You’re probably going to live longer than you think but it if you’re worried about outliving your money, planning to work in retirement is not a panacea, warns Toronto-based Fidelity Investments Canada ULC.
At a media briefing on Monday, Fidelity Canada’s Peter Drake, vice president, Retirement & Economics Research urged those still saving for retirement that they have to take more individual responsibility for their future after work. “You’re going to live longer than you think,” he said, citing steadily rising Life Expectancy statistics going back to 1921. Someone born in 1921 would have a Life Expectancy of about 58, a figure that passed 70 for someone born in the mid 1950s and which passed 80 shortly after the new millennium.
Can an “Encore Career” bridge the gap?
Certainly, the latest data from the 2014 Fidelity Retirement Survey released at the event suggests those falling short of their retirement savings goals are counting on some kind of paying “encore career” to make up the difference. While only 20% of those already retired plan to rely on income from a full-time or part-time job, fully 47% of those still in the workforce expect to have some form of a paying “encore career,” said Drake.
Many will rely on Savings and Housing
Non-retirees also put their hopes into Savings and Housing as a way to make ends meet in Retirement. While only 58% of current retirees say they will rely on income generated from savings in an RRSP or RRIF, fully two thirds of non-retirees (66%) plan to do so. Similarly, while only 36% of retirees believe their home equity will help boost their retirement income, half of non-retirees are counting on it.
Clearly, something has to give and that something appears to be the fond notion that people can just keep working past the traditional retirement age of 65. “Planning to work in retirement is not a retirement plan,” Drake cautioned.
Saying you’ll “just keep working” is of course easily said. Indeed, I’ve given that advice to anyone who’s not quite sure whether they have enough money to retire or not. As I quipped on the radio the other day, it’s better to arrive at the train station five minutes early than five minutes late: similarly, when it comes to saving for retirement, it’s better to oversave than undersave. Your children and the government will thank you for over-saving.
“Just Keep Working” not always possible
Unfortunately, Fidelity’s research shows you can’t count on working in retirement. The poll of some 1,400 Canadians found that of those not working, fully one in five retirees would like to work if they could. However, 15% can’t find a job and 23% say employers aren’t interested in employing retirees.
Then there are health and health care issues. Drake says 38% of retirees not working have health issues that prevent them from doing so. And even for those who are themselves healthy, 12% have to care for another family member. Out-of-pocket health care costs are an important consideration for retirees, Drake said. Even though this is Canada, 30% of health costs are not funded publicly, putting more pressure on finances the older you get. Citing per capital public health care expenditures, the big blips are right after birth and then after 65. The per capita annual expenditure is well under $5,000 from age one to age 64 but hits $5,828 between 65 and 69, passes $10,000 between 75 and 79 and really starts to spike after age 85 – past $20,000 –hitting a peak of more than $24,000 after age 90.

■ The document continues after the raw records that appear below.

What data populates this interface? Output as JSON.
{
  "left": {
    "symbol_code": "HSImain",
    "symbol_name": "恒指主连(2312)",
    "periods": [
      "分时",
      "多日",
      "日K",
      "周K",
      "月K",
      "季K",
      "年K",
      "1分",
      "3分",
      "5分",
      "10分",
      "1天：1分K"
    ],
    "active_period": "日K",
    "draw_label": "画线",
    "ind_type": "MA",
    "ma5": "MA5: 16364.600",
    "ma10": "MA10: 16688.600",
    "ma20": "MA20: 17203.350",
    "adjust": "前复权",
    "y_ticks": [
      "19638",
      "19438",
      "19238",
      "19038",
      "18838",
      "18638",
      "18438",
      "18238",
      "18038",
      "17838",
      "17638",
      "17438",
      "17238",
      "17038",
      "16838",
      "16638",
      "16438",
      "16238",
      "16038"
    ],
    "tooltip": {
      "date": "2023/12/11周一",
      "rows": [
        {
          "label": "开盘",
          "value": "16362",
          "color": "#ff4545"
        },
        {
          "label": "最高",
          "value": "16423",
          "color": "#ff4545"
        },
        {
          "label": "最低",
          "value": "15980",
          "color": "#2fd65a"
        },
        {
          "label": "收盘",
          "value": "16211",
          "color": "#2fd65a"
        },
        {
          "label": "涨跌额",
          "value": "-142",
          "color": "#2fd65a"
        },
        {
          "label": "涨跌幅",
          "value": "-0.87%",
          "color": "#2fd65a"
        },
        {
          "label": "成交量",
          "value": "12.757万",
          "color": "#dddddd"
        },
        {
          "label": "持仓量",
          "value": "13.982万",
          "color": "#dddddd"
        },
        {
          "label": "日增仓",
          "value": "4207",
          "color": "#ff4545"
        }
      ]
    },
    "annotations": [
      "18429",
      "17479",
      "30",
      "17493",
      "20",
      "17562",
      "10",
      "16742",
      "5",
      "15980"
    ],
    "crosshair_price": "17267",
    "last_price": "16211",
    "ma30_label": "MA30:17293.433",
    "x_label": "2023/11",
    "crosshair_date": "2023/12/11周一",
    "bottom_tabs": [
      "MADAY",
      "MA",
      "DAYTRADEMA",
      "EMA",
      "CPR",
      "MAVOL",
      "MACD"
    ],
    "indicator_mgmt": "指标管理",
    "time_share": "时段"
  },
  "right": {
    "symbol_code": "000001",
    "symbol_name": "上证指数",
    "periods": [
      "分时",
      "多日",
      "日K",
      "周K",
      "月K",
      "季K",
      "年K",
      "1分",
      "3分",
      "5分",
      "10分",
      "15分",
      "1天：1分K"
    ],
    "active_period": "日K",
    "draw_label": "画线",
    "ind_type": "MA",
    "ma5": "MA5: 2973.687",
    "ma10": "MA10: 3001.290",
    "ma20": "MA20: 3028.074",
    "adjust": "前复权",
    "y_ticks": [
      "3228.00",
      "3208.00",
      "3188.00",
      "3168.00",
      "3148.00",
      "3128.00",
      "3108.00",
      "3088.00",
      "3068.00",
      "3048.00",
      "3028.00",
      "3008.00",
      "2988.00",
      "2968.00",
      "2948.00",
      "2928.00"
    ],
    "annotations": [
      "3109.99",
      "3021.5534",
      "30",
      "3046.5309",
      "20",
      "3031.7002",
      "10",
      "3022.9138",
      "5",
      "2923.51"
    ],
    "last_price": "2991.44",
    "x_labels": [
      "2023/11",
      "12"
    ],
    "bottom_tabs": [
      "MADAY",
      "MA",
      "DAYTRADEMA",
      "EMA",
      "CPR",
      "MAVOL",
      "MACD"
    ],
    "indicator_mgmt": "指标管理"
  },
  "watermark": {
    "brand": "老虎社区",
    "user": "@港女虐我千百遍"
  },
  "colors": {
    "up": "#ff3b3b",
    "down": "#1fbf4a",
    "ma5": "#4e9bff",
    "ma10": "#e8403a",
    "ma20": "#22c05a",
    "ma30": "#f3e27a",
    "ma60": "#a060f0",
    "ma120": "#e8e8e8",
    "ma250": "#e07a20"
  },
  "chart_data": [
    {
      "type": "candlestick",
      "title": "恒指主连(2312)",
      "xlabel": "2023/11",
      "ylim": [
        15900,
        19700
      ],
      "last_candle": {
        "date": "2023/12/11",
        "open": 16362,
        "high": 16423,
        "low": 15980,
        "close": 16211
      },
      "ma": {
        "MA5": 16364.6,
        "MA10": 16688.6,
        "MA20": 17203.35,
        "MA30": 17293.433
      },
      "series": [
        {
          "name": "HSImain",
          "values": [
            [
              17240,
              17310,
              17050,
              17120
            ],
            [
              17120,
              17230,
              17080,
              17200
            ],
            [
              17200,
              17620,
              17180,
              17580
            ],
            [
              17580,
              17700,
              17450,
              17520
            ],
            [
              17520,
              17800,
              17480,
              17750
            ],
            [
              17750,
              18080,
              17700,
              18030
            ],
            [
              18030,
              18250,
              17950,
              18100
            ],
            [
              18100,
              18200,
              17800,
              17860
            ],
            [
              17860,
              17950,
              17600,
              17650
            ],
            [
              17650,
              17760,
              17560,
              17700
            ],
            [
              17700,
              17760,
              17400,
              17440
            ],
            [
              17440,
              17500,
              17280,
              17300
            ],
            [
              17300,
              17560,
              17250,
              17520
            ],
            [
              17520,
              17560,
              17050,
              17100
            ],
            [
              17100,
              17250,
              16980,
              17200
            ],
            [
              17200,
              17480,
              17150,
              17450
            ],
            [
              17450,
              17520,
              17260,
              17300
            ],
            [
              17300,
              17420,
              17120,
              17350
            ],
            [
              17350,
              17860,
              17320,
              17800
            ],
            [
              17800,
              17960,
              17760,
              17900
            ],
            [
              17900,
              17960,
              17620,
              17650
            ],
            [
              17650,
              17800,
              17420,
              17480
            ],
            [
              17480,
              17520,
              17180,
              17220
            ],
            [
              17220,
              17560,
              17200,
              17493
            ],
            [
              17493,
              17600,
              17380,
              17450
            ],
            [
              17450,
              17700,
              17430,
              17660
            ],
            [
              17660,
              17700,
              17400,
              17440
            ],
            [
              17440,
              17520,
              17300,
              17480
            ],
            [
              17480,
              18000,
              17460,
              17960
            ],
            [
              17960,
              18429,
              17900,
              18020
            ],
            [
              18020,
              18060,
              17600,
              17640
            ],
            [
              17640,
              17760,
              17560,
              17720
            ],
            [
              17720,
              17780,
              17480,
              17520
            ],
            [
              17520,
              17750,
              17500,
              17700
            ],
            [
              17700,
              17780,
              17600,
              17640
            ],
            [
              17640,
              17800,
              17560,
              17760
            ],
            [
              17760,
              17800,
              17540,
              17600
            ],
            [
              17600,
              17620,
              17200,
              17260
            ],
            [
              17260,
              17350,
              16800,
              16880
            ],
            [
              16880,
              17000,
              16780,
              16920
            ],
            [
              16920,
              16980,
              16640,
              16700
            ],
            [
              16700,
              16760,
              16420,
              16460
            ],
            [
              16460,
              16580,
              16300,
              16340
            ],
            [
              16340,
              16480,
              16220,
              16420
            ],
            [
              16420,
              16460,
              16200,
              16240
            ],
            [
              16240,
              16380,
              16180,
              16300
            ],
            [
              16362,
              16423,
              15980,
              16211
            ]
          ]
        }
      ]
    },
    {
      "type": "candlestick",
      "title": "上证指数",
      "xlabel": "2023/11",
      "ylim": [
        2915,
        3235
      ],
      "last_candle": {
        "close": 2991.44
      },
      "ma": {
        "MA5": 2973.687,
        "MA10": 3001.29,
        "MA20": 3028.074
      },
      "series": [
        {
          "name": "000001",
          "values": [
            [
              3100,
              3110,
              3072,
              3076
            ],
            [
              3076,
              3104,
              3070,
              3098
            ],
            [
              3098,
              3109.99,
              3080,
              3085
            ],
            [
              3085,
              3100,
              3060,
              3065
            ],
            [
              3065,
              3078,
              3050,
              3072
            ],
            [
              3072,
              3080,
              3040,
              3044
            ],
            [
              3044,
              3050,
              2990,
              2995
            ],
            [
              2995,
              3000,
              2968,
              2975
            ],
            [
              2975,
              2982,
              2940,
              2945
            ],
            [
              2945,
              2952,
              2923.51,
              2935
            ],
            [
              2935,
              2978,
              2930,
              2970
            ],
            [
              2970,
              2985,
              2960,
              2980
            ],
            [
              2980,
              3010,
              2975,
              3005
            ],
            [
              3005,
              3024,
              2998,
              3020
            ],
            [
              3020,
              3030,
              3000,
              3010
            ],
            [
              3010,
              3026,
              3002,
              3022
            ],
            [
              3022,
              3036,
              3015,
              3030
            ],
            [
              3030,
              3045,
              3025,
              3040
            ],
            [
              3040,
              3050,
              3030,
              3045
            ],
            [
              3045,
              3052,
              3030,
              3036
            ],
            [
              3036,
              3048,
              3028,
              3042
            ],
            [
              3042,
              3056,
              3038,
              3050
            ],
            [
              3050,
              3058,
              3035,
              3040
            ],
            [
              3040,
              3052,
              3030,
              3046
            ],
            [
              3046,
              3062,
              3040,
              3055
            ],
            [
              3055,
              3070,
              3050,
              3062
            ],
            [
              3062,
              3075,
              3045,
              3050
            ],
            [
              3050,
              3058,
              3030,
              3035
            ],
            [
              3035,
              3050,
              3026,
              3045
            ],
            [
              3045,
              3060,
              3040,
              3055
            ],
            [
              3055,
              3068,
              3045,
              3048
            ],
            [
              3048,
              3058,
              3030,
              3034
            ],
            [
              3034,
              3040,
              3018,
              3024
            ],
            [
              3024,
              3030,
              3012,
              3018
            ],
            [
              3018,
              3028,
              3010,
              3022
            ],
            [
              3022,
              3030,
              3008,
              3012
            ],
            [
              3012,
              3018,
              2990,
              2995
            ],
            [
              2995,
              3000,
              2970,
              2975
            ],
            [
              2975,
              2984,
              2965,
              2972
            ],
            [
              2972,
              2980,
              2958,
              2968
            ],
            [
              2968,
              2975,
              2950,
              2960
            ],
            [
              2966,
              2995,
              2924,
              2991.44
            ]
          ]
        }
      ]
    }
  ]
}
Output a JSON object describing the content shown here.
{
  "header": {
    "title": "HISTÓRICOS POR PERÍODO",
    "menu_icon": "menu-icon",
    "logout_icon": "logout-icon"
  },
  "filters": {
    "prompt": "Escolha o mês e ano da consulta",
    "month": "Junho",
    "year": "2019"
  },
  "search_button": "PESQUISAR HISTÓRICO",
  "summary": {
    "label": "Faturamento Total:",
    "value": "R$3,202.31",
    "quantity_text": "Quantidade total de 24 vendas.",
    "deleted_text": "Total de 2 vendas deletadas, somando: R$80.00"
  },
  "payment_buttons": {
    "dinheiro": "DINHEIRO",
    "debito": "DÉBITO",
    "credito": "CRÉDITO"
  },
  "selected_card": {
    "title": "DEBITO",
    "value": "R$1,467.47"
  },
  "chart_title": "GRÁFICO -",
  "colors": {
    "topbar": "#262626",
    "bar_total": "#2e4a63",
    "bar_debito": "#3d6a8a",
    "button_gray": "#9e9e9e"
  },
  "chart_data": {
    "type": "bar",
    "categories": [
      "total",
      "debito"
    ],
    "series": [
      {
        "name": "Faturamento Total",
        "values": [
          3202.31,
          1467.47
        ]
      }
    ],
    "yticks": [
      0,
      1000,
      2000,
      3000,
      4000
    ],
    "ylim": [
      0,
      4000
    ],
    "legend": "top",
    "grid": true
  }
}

Drake noted that generally speaking, women can expect to outlive men, but the longer they do, the more the problems of dementia – especially Alzheimer’s – can arise.
Challenges of Longevity
Another byproduct of extended longevity is that inflation really starts to bite into the purchasing power of a typical retirement nest egg. While inflation has been low and consistent since the early 1990s, it could rise in the future, Drake warned. And even low inflation can reduce purchasing power. A nest egg of $50,000 today would have the purchasing power of just $30,479 25 years from now even with relatively benign inflation of 2%. If inflation were 3%, the purchasing power of that $50,000 would fall to less than half 25 years later: $23,882. And at 4% inflation, it would have the spending punch of just $18,757.
Jonathan Chevreau is Chief Findependence Officer for www.financialindependencehub.com.